Military allows return of ID’d Marawi folk | Inquirer News

Military allows return of ID’d Marawi folk

/ 07:02 AM October 21, 2017

MARAWI CITY—The military on Thursday said that it would allow the return of Marawi City residents whose houses were destroyed by airstrikes and shellings during nearly five months of fighting between government forces and pro-Islamic State (IS) terrorists, but they would have to be properly identified.

Col. Romeo Brawner Jr., deputy commander of Joint Task Group Ranao, told reporters on Thursday that residents in 24 villages that were on the frontline of the fighting could visit their homes from Dec. 15 to 22. The dates, however, might be changed, depending on the security situation, he added.


Returning to villages

Brawner said residents from 72 other villages, mostly situated in areas that had been under military and police control, started returning this week.


Marawi, a mosque-studded center of Islamic faith in the Philippines, was devastated by the siege by the militants who waved IS-style black flags and hung them on buildings they had occupied in its business district and outlying areas.

The insurrection prompted the military to launch a ground offensive and air strikes, with the United States and Australia later backing the troops by deploying surveillance aircraft.

Brawner said Marawi Mayor Majul Usman Gandamra suggested the implementation of an ID system for the residents, which the military would strictly enforce.

“The village officials themselves recommended it to ensure there will be no other people who can penetrate their villages … In fact, the other village officials are implementing it already,” Brawner said.

Under the new ID system, identification cards would be issued to persons who had received a certification from barangay officials that they were bona fide residents of the village. The barangay officials would base their certifications from the local census data and list of verified voters.

Properly identified

Residents who had returned home in areas that were not affected by the fighting had been properly identified by their village officials.


“The military respects the local officials. The governor and mayor are functioning, and very soon we can resume the operations of different offices,” he said. “Not only the residents but the government offices will be coming back to Marawi City.”

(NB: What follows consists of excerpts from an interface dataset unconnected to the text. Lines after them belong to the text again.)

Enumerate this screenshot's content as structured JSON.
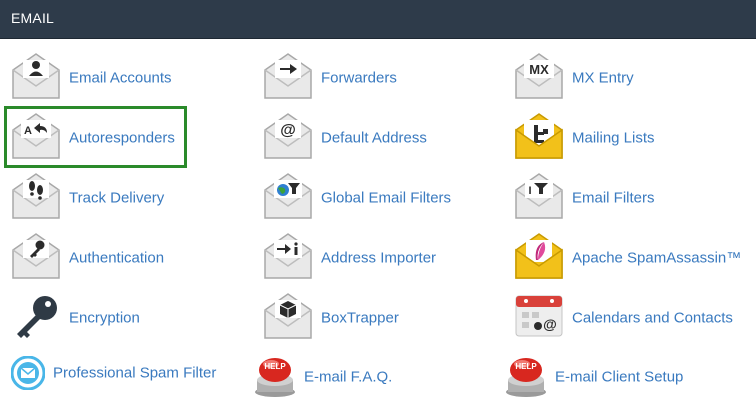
{
  "header": {
    "title": "EMAIL"
  },
  "colors": {
    "header_bg": "#2e3b4a",
    "link": "#3a7abf",
    "highlight": "#2a8a2a"
  },
  "items": [
    {
      "label": "Email Accounts",
      "icon": "person-envelope-icon"
    },
    {
      "label": "Forwarders",
      "icon": "arrow-envelope-icon"
    },
    {
      "label": "MX Entry",
      "icon": "mx-envelope-icon"
    },
    {
      "label": "Autoresponders",
      "icon": "reply-envelope-icon"
    },
    {
      "label": "Default Address",
      "icon": "at-envelope-icon"
    },
    {
      "label": "Mailing Lists",
      "icon": "mailing-list-envelope-icon"
    },
    {
      "label": "Track Delivery",
      "icon": "footprints-envelope-icon"
    },
    {
      "label": "Global Email Filters",
      "icon": "globe-filter-envelope-icon"
    },
    {
      "label": "Email Filters",
      "icon": "filter-envelope-icon"
    },
    {
      "label": "Authentication",
      "icon": "key-envelope-icon"
    },
    {
      "label": "Address Importer",
      "icon": "import-envelope-icon"
    },
    {
      "label": "Apache SpamAssassin™",
      "icon": "feather-envelope-icon"
    },
    {
      "label": "Encryption",
      "icon": "key-icon"
    },
    {
      "label": "BoxTrapper",
      "icon": "box-envelope-icon"
    },
    {
      "label": "Calendars and Contacts",
      "icon": "calendar-icon"
    },
    {
      "label": "Professional Spam Filter",
      "icon": "spam-filter-icon"
    },
    {
      "label": "E-mail F.A.Q.",
      "icon": "help-button-icon"
    },
    {
      "label": "E-mail Client Setup",
      "icon": "help-button-icon"
    }
  ]
}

He said the return of residents would be allowed only after the completion of a four-phase program.

The first would be the cleaning up of their communities. This would be followed by the property retrieval and the lockdown of the residences. The restoration of local governance would be the third phase. The final phase would be the restoration of vital services such as water and electricity supply and hospital and medical care.

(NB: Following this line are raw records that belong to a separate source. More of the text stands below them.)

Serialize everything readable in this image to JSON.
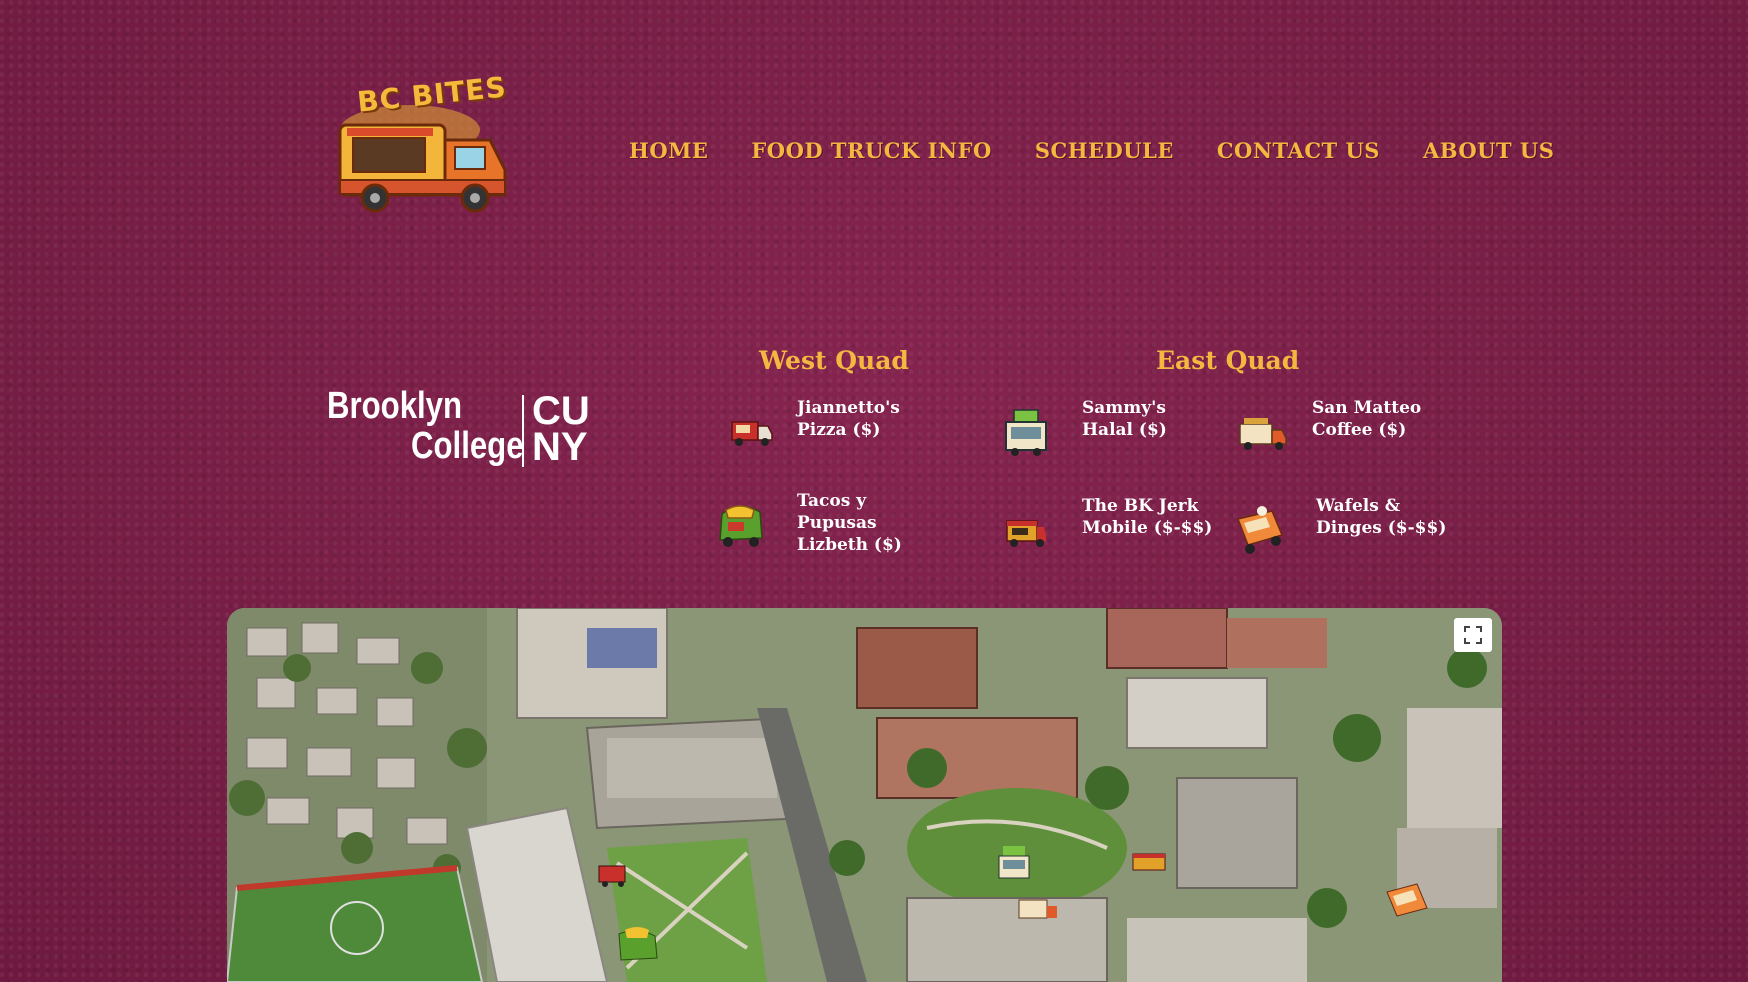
{
  "header": {
    "logo_text": "BC BITES",
    "nav": [
      {
        "label": "HOME"
      },
      {
        "label": "FOOD TRUCK INFO"
      },
      {
        "label": "SCHEDULE"
      },
      {
        "label": "CONTACT US"
      },
      {
        "label": "ABOUT US"
      }
    ]
  },
  "college_logo": {
    "line1": "Brooklyn",
    "line2": "College",
    "cuny_top": "CU",
    "cuny_bottom": "NY"
  },
  "quads": {
    "west": {
      "title": "West Quad",
      "trucks": [
        {
          "label": "Jiannetto's Pizza ($)",
          "icon": "pizza-truck-icon"
        },
        {
          "label": "Tacos y Pupusas Lizbeth ($)",
          "icon": "taco-truck-icon"
        }
      ]
    },
    "east": {
      "title": "East Quad",
      "trucks": [
        {
          "label": "Sammy's Halal ($)",
          "icon": "halal-truck-icon"
        },
        {
          "label": "San Matteo Coffee ($)",
          "icon": "coffee-truck-icon"
        },
        {
          "label": "The BK Jerk Mobile ($-$$)",
          "icon": "jerk-truck-icon"
        },
        {
          "label": "Wafels & Dinges ($-$$)",
          "icon": "wafel-truck-icon"
        }
      ]
    }
  },
  "map": {
    "fullscreen_icon": "fullscreen-icon"
  },
  "colors": {
    "background": "#7a1f47",
    "accent": "#f4b840",
    "text": "#ffffff"
  }
}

The Office of Civil Defense reported that of 465,674 people who had been displaced, only 27,000 were sheltered in various evacuation centers in Iligan City and in the two Lanao provinces. The rest stayed in homes of relatives or friends.

Fighting continued

Sporadic fighting continued even after President Duterte visited Marawi on Tuesday and announced its liberation, sparking hopes that hundreds of thousands of residents could begin returning home. The speed of their return, however, would depend on how quickly the city is declared safe of militants and rebuilt. —WITH A REPORT FROM AP

Read Next
Don't miss out on the latest news and information.

Subscribe to INQUIRER PLUS to get access to The Philippine Daily Inquirer & other 70+ titles, share up to 5 gadgets, listen to the news, download as early as 4am & share articles on social media. Call 896 6000.

TAGS: evacuees, Islamic State, Joint Task Group Ranao, Marawi liberation, Philippine news updates
For feedback, complaints, or inquiries, contact us.

News that matters

By providing an email address. I agree to the Terms of Use and
acknowledge that I have read the Privacy Policy.

© Copyright 1997-2022 | All Rights Reserved

We use cookies to ensure you get the best experience on our website. By continuing, you are agreeing to our use of cookies. To find out more, please click this link.